    I think the issue with these devices for me is the content. I really haven't looked at roku v hulu v fire v AppleTV v comcast v dish because there really isn't anything compelling on any of them I must have access to. My AppleTV suffices for the occasional movie. The tech here isn't particularly important to me. 

     

    Give me an HDMI dongle that allows me to buy access to ESPN for say...oh... $2 for the day, and I'd buy it. 


    $2/day for any single channel (I know ESPN has a ton of specialized channels) is too much for me but I do like the idea of unhooking channels from cable/satellite and letting people pay for what they want without having to also have a cable/satellite subscription. Hopefully this is coming soon with the recent announcements but I'd hope for something less than streaming Netflix, or around $4-$5/month per channel.

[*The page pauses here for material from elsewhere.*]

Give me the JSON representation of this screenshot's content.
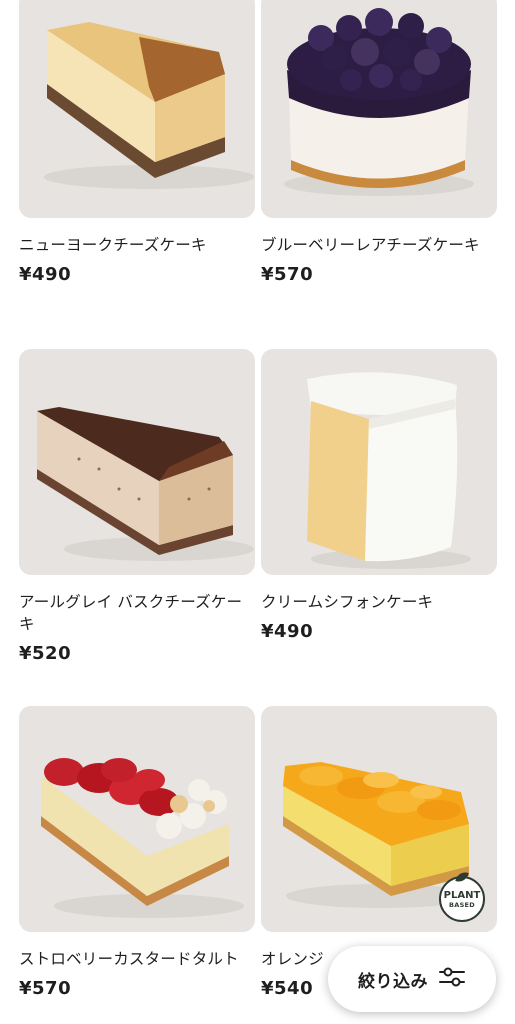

  • Reply 20 of 68
    john.bjohn.b Posts: 2,740member
    Quote:
    Originally Posted by rob53 View Post

     

    You're putting the TV as the main input and controlling device while I'm putting it as a dumb display. My inputs come from a variety of sources so I keep my sources at the beginning of the system and use the TV as an output device along with my speakers.


     

    If you think that's bad, I have an LG TV that came with a "magic remote" (like a Wiimote, but with tons more latency and far worse accuracy) as the only way to switch inputs.  Wish I'd realized it wouldn't work with standard learning remotes before I bought it....  I had to get an HDMI switching box to keep from throwing the damned TV out the window!

     

    Oh, and LG TVs "phone home" everything you watch back to the mothership if you enable WiFi or Ethernet networking (required for any of the so-called "smart" features).  Just a reminder, in case anyone thought an LG TV would be better than something from Sammy...

Sign In or Register to comment.